FHA proposes policy changes to weed out abusive lenders

Miami /
Dec.December 02, 2009 01:41 PM

In an effort to regain lost finances from abusive borrowers and lenders, the Federal Housing Administration is proposing to change some of its policies. FHA officials want to increase the amount of cash borrowers need to pay upfront, which is currently set at only 3.5 percent of a FHA-backed loan. And although one lawmaker has introduced a bill that would raise the minimum down payment to 5 percent, an official number has not yet been set. Other rumored changes include raising the minimum credit score for borrowers who receive FHA-backed loans, which is now at a low 500 points out of 850. Officials also want to limit the amount of seller concessions, like paying closing costs or giving free upgrades, which is currently set at up to 6 percent of the home’s value. Housing and Urban Development Secretary Shaun Donovan said he wants the maximum value lowered to 3 percent and he plans to announce other policy changes when he appears before the House Financial Services Committee next Wednesday. These strict changes come on the heels of an audit released last month which show that the agency’s cash reserves have shrunk to a level far below what is required by law, and the agency could need taxpayer funding if it keeps losing money.

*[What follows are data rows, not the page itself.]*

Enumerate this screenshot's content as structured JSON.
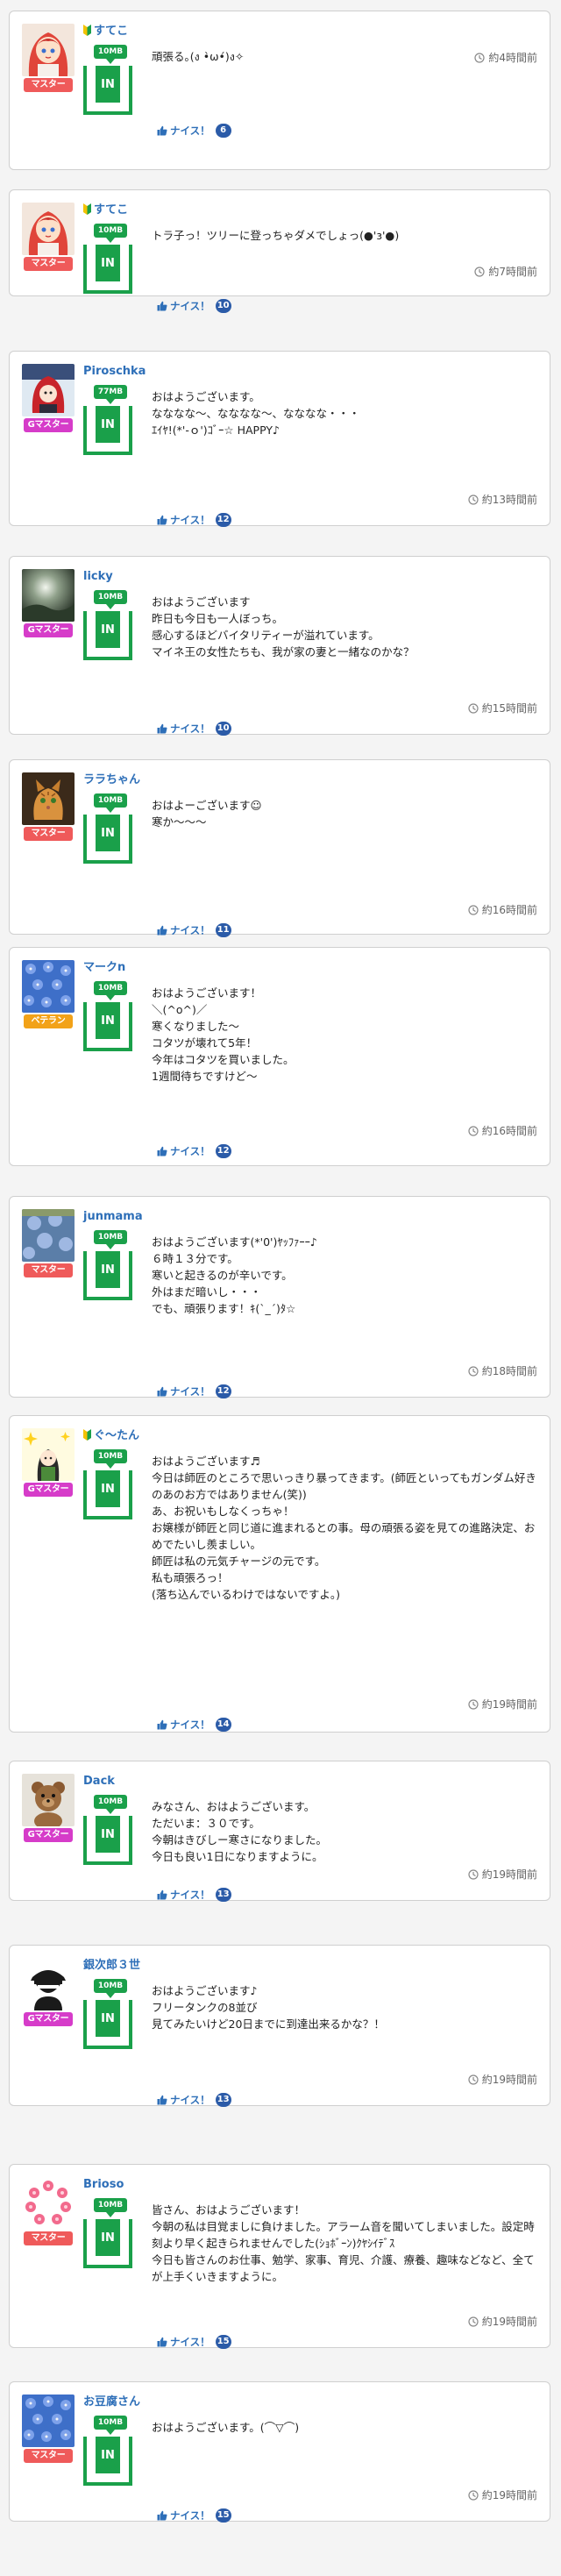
{
  "colors": {
    "rank_master": "#ef5a5a",
    "rank_gmaster": "#d63cc9",
    "rank_veteran": "#f2a218",
    "storage_green": "#1aa04a",
    "link_blue": "#2e6fb8",
    "count_badge": "#2b5ba8"
  },
  "nice_label": "ナイス！",
  "inbox_label": "IN",
  "posts": [
    {
      "user": "すてこ",
      "beginner": true,
      "avatar": "anime-girl-red-hair-avatar",
      "rank": "マスター",
      "rank_type": "master",
      "storage": "10MB",
      "lines": [
        "頑張る｡(ง •̀ω•́)ง✧"
      ],
      "time": "約4時間前",
      "nice": "6"
    },
    {
      "user": "すてこ",
      "beginner": true,
      "avatar": "anime-girl-red-hair-avatar",
      "rank": "マスター",
      "rank_type": "master",
      "storage": "10MB",
      "lines": [
        "トラ子っ！ツリーに登っちゃダメでしょっ(●'з'●)"
      ],
      "time": "約7時間前",
      "nice": "10"
    },
    {
      "user": "Piroschka",
      "beginner": false,
      "avatar": "red-hood-illustration-avatar",
      "rank": "Gマスター",
      "rank_type": "gmaster",
      "storage": "77MB",
      "lines": [
        "おはようございます。",
        "なななな～、なななな～、なななな・・・",
        "ｴｲﾔ!(*'-ｏ')ｺﾞｰ☆ HAPPY♪"
      ],
      "time": "約13時間前",
      "nice": "12"
    },
    {
      "user": "licky",
      "beginner": false,
      "avatar": "moonlit-landscape-avatar",
      "rank": "Gマスター",
      "rank_type": "gmaster",
      "storage": "10MB",
      "lines": [
        "おはようございます",
        "昨日も今日も一人ぼっち。",
        "感心するほどバイタリティーが溢れています。",
        "マイネ王の女性たちも、我が家の妻と一緒なのかな？"
      ],
      "time": "約15時間前",
      "nice": "10"
    },
    {
      "user": "ララちゃん",
      "beginner": false,
      "avatar": "tabby-cat-avatar",
      "rank": "マスター",
      "rank_type": "master",
      "storage": "10MB",
      "lines": [
        "おはよーございます☺",
        "寒か～～～"
      ],
      "time": "約16時間前",
      "nice": "11"
    },
    {
      "user": "マークn",
      "beginner": false,
      "avatar": "blue-flowers-avatar",
      "rank": "ベテラン",
      "rank_type": "veteran",
      "storage": "10MB",
      "lines": [
        "おはようございます！",
        "＼(^o^)／",
        "寒くなりました～",
        "コタツが壊れて5年！",
        "今年はコタツを買いました。",
        "1週間待ちですけど～"
      ],
      "time": "約16時間前",
      "nice": "12"
    },
    {
      "user": "junmama",
      "beginner": false,
      "avatar": "blue-flowers-photo-avatar",
      "rank": "マスター",
      "rank_type": "master",
      "storage": "10MB",
      "lines": [
        "おはようございます(*'0')ﾔｯﾌｧｰｰ♪",
        "６時１３分です。",
        "寒いと起きるのが辛いです。",
        "外はまだ暗いし・・・",
        "でも、頑張ります！ｷ(`_´)ﾀ☆"
      ],
      "time": "約18時間前",
      "nice": "12"
    },
    {
      "user": "ぐ～たん",
      "beginner": true,
      "avatar": "girl-with-sparkles-avatar",
      "rank": "Gマスター",
      "rank_type": "gmaster",
      "storage": "10MB",
      "lines": [
        "おはようございます♬",
        "今日は師匠のところで思いっきり暴ってきます。(師匠といってもガンダム好きのあのお方ではありません(笑))",
        "あ、お祝いもしなくっちゃ！",
        "お嬢様が師匠と同じ道に進まれるとの事。母の頑張る姿を見ての進路決定、おめでたいし羨ましい。",
        "師匠は私の元気チャージの元です。",
        "私も頑張ろっ！",
        "(落ち込んでいるわけではないですよ。)"
      ],
      "time": "約19時間前",
      "nice": "14"
    },
    {
      "user": "Dack",
      "beginner": false,
      "avatar": "teddy-bear-avatar",
      "rank": "Gマスター",
      "rank_type": "gmaster",
      "storage": "10MB",
      "lines": [
        "みなさん、おはようございます。",
        "ただいま：３０です。",
        "今朝はきびしー寒さになりました。",
        "今日も良い1日になりますように。"
      ],
      "time": "約19時間前",
      "nice": "13"
    },
    {
      "user": "銀次郎３世",
      "beginner": false,
      "avatar": "spy-character-avatar",
      "rank": "Gマスター",
      "rank_type": "gmaster",
      "storage": "10MB",
      "lines": [
        "おはようございます♪",
        "フリータンクの8並び",
        "見てみたいけど20日までに到達出来るかな？！"
      ],
      "time": "約19時間前",
      "nice": "13"
    },
    {
      "user": "Brioso",
      "beginner": false,
      "avatar": "flower-wreath-avatar",
      "rank": "マスター",
      "rank_type": "master",
      "storage": "10MB",
      "lines": [
        "皆さん、おはようございます！",
        "今朝の私は目覚ましに負けました。アラーム音を聞いてしまいました。設定時刻より早く起きられませんでした(ｼｮﾎﾞｰﾝ)ｸﾔｼｲﾃﾞｽ",
        "今日も皆さんのお仕事、勉学、家事、育児、介護、療養、趣味などなど、全てが上手くいきますように。"
      ],
      "time": "約19時間前",
      "nice": "15"
    },
    {
      "user": "お豆腐さん",
      "beginner": false,
      "avatar": "blue-flowers-avatar",
      "rank": "マスター",
      "rank_type": "master",
      "storage": "10MB",
      "lines": [
        "おはようございます。(⌒▽⌒)"
      ],
      "time": "約19時間前",
      "nice": "15"
    }
  ]
}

Related Articles

arrow_forward_ios
Developer Jeffrey Soffer and the JW Turnberry resort at 19999 West Country Club Drive in Aventura (Getty, TripAdvisor)
Jeffrey Soffer’s Turnberry Isle resort scores $412M refi from Bank of China
Jeffrey Soffer’s Turnberry Isle resort scores $412M refi from Bank of China
Brightline CEO Patrick Goodard with the Fort Lauderdale station (Brightline)
FECI obtains $200M in financing tied to sites near Brightline stations
FECI obtains $200M in financing tied to sites near Brightline stations
South Florida lenders and landlords battle new coronavirus reality
South Florida lenders and landlords battle new coronavirus reality
South Florida lenders and landlords battle new coronavirus reality
Dan Gilbert and 100 El Bravo Way (Credit: Getty Images and Realtor)
Company tied to Quicken Loans buys Palm Beach estate for $25M
Company tied to Quicken Loans buys Palm Beach estate for $25M
(Illustration by Andrew Colin Beck)
Who will be the winners and losers of the next recession?
Who will be the winners and losers of the next recession?
Bal Harbour Shops, Matthew Whitman Lazenby, Erica English, Howard Friedberg and Michael Katz
Whitman scores $550M loan for Bal Harbour Shops
Whitman scores $550M loan for Bal Harbour Shops
Marc Suarez, Director at Hunt Real Estate Capital and a rendering of Boardwalk 280
SH Communities scores HUD financing to build Miramar apartments
SH Communities scores HUD financing to build Miramar apartments
Hurricane damage in Florida (Credit: iStock)
“No one should be lending for 30 years in most of Florida,” financial climate analyst warns
“No one should be lending for 30 years in most of Florida,” financial climate analyst warns
arrow_forward_ios

The Deal's newsletters give you the latest scoops, fresh headlines, marketing data, and things to know within the industry.

Loading...